Task statement -> Report each line of the listing below that holds "rest".

Material provided ->
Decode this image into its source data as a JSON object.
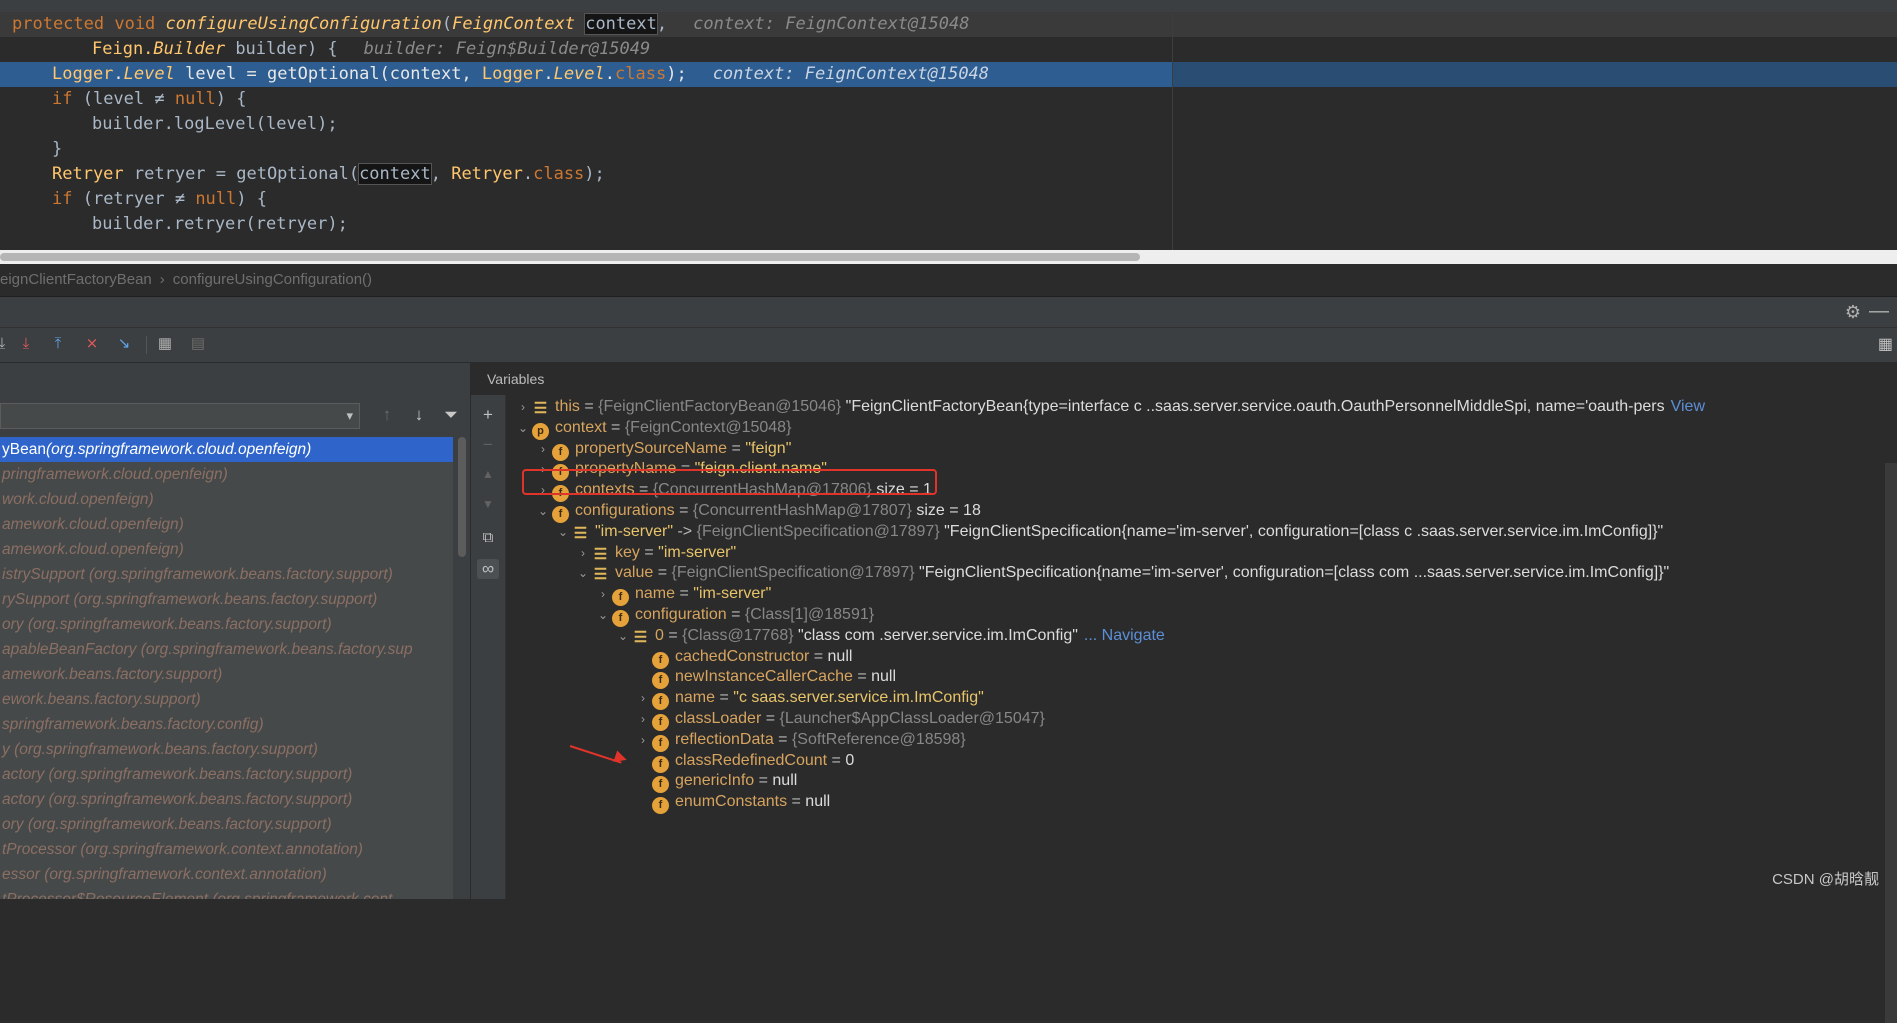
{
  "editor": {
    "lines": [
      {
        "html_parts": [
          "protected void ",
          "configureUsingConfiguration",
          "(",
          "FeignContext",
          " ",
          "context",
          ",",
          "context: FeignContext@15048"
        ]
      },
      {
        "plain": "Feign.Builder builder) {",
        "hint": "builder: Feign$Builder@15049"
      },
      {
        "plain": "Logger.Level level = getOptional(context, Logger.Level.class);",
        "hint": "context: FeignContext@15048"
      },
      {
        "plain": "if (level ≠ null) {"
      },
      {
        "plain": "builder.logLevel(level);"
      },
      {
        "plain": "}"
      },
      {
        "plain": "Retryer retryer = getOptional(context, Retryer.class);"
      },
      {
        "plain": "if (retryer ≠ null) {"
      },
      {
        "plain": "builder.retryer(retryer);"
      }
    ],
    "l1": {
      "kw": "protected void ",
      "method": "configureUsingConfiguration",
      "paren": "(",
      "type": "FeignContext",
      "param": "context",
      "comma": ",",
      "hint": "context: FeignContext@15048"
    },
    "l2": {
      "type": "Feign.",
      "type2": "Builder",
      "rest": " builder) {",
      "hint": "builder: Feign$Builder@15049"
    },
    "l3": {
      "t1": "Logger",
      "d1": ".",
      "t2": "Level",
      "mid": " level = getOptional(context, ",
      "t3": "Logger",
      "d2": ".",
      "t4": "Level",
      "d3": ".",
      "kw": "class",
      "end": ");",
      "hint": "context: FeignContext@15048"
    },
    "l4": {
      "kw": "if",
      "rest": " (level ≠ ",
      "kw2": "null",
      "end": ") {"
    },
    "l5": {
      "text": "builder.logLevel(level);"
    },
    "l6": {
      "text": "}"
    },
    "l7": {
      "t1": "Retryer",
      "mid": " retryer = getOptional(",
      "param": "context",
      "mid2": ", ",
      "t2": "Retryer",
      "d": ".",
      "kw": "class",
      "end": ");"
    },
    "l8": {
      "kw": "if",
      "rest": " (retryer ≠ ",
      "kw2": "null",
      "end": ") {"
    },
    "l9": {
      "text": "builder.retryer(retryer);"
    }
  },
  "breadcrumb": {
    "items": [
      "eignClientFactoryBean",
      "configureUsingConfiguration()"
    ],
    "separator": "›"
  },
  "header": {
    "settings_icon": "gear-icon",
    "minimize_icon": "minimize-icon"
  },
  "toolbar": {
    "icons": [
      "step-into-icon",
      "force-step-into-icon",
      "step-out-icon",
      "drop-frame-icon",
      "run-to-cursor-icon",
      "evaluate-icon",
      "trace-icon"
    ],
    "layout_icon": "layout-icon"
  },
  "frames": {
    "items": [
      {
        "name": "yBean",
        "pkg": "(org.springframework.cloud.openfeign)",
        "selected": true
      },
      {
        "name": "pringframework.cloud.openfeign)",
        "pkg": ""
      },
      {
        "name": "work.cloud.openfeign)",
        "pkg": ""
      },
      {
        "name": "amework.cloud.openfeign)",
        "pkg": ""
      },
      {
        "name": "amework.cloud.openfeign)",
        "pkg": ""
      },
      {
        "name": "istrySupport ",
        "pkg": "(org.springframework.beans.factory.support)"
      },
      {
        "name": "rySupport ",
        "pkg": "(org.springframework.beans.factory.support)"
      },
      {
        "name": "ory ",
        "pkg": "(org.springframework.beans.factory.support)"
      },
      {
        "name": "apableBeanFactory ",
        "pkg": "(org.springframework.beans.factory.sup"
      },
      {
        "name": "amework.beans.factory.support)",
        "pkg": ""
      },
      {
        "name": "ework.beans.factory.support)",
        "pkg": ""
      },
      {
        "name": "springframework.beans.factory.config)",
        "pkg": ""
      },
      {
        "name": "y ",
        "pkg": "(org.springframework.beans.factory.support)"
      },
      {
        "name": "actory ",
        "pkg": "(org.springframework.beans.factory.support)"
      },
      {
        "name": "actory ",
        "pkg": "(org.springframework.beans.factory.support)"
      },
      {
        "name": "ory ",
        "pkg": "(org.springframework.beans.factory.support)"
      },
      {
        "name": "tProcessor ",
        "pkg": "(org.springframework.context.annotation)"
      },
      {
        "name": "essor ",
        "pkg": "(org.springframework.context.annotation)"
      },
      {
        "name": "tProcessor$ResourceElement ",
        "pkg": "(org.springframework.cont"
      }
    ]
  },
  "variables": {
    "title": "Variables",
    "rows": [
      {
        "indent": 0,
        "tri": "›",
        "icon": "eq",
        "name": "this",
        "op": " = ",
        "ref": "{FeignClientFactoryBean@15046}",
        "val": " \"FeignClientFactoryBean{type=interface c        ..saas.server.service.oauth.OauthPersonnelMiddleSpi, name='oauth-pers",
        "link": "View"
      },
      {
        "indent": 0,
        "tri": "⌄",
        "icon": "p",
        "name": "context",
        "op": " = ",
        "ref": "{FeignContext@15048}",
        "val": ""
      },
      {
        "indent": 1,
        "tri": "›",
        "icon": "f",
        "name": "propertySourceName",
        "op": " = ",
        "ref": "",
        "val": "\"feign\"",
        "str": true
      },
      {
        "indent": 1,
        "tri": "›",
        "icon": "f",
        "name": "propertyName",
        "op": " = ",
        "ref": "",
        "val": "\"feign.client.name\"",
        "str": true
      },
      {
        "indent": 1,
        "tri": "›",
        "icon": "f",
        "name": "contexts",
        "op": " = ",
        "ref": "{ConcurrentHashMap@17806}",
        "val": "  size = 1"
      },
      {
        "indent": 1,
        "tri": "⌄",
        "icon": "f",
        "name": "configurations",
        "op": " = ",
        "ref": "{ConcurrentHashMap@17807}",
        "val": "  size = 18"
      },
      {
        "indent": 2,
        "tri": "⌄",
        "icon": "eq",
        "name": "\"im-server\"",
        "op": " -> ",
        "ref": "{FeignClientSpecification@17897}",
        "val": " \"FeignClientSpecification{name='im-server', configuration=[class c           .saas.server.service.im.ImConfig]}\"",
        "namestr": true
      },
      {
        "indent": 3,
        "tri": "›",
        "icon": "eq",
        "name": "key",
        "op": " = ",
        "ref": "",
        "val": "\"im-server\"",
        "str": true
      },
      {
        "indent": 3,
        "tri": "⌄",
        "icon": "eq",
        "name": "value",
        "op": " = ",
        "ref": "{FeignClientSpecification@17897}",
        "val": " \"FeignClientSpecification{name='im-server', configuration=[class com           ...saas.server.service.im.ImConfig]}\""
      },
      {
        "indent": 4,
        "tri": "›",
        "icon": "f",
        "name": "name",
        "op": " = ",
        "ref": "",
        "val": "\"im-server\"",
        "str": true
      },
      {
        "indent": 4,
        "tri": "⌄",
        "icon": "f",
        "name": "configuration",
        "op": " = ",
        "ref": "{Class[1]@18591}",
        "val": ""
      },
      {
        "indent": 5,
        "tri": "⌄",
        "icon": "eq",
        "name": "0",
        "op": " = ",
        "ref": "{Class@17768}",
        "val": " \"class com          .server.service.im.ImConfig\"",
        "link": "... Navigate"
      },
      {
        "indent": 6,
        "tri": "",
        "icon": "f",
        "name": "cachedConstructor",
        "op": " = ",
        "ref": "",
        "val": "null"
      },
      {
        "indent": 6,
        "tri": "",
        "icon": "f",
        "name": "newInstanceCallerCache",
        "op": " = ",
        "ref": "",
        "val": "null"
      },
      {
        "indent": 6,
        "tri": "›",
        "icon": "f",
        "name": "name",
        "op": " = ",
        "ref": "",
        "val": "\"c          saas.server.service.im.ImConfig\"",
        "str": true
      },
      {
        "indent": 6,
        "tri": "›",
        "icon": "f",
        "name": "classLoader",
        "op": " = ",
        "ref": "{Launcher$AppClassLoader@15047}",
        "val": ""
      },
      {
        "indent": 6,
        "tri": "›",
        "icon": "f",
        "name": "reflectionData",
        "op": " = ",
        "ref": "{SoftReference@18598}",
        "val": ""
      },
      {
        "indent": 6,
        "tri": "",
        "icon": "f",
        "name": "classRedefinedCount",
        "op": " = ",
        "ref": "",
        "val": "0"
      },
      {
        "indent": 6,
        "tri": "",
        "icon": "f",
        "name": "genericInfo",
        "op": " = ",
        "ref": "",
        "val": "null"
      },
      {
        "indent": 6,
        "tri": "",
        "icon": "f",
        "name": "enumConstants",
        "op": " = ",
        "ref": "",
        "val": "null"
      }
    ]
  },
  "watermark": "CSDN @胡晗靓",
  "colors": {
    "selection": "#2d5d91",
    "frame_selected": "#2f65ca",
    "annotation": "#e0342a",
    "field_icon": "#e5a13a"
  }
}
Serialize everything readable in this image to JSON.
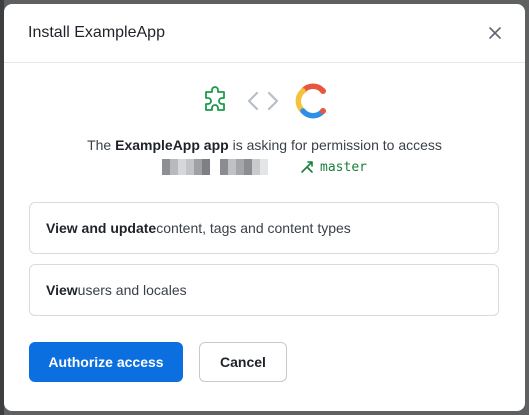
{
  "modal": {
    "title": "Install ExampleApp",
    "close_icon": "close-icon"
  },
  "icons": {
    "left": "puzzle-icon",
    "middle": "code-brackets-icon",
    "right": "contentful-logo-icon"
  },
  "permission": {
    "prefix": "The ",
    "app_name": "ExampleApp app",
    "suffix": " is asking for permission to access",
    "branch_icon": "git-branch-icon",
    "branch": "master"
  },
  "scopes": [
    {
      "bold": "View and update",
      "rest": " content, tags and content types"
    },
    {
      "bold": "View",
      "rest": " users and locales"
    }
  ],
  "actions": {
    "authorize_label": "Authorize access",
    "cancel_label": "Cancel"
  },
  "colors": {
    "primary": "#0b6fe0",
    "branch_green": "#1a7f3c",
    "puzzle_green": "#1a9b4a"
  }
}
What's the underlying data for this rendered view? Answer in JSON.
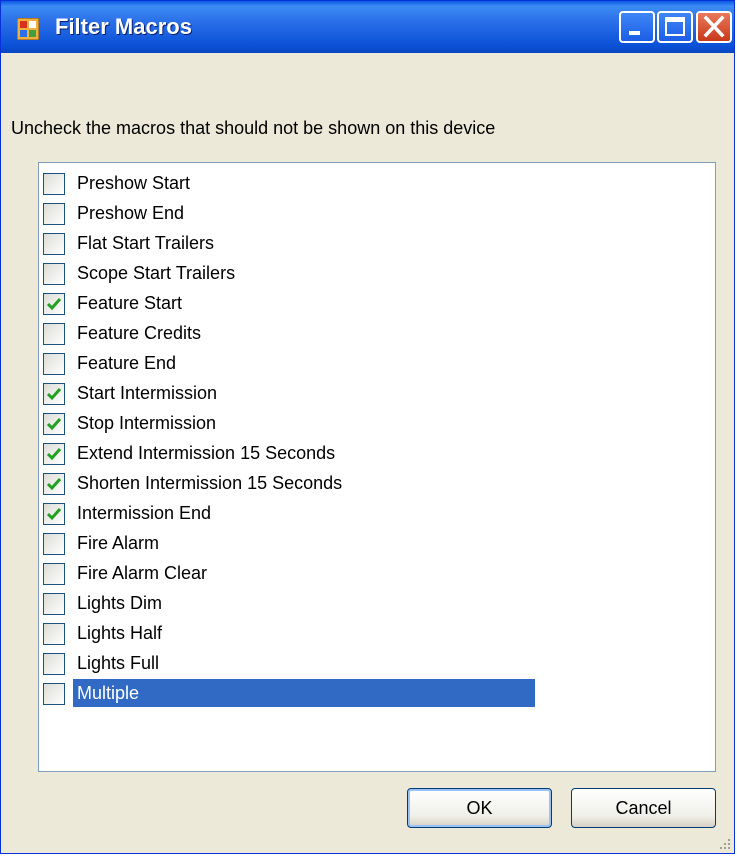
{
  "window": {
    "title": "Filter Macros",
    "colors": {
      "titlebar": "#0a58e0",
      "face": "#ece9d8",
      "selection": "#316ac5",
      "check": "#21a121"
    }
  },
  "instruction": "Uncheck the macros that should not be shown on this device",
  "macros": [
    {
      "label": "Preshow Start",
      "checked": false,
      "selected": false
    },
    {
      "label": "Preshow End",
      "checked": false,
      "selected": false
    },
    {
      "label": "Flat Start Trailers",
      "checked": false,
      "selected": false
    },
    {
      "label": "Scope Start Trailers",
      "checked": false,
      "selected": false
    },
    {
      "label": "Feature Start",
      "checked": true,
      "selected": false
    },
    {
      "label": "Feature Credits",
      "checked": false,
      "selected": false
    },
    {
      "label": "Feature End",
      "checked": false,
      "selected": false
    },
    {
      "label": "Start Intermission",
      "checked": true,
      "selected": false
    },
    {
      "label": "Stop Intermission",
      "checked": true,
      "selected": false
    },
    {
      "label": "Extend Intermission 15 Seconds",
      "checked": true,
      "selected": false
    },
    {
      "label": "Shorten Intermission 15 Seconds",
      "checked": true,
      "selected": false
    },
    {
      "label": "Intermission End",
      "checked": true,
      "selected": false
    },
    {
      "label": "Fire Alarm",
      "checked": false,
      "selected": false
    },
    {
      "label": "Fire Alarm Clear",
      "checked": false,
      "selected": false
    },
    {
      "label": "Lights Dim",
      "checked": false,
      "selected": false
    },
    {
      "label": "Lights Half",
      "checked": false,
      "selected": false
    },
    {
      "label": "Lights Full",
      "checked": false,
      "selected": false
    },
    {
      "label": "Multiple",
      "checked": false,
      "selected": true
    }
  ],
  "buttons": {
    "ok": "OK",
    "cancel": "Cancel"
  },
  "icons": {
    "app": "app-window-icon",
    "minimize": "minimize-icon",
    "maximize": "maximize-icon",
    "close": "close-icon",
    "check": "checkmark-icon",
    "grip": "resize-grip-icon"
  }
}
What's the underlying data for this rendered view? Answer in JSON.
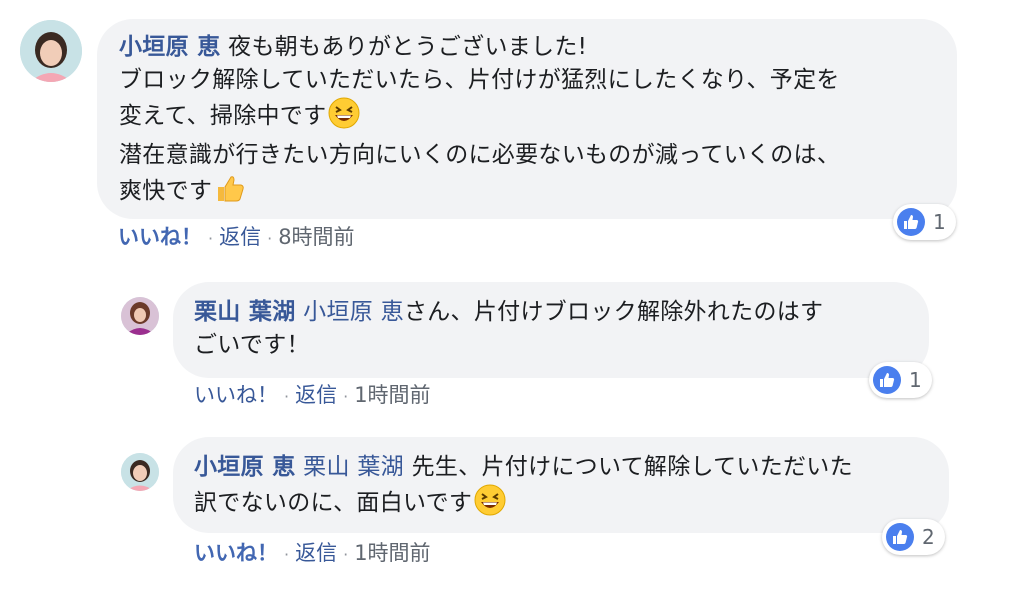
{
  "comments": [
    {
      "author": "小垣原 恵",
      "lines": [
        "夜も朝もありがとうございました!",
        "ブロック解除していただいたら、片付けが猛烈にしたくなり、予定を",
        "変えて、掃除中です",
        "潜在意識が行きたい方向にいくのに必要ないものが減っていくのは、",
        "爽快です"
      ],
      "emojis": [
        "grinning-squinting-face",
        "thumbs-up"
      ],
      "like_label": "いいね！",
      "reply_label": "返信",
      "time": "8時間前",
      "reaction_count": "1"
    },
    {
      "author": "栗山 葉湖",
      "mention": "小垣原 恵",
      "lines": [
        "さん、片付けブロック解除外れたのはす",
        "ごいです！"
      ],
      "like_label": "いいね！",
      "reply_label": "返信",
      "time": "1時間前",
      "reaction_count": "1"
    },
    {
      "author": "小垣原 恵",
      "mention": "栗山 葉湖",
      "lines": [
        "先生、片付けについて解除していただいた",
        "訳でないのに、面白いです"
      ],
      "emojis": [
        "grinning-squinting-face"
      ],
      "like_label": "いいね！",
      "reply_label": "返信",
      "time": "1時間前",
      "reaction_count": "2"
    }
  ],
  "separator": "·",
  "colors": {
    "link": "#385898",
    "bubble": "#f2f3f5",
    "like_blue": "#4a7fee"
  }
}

Reply ->
      "rest": " builder) {",
      "rest": " (level ≠ ",
      "rest": " (retryer ≠ ",
      "rest": " content, tags and content types"
      "rest": " users and locales"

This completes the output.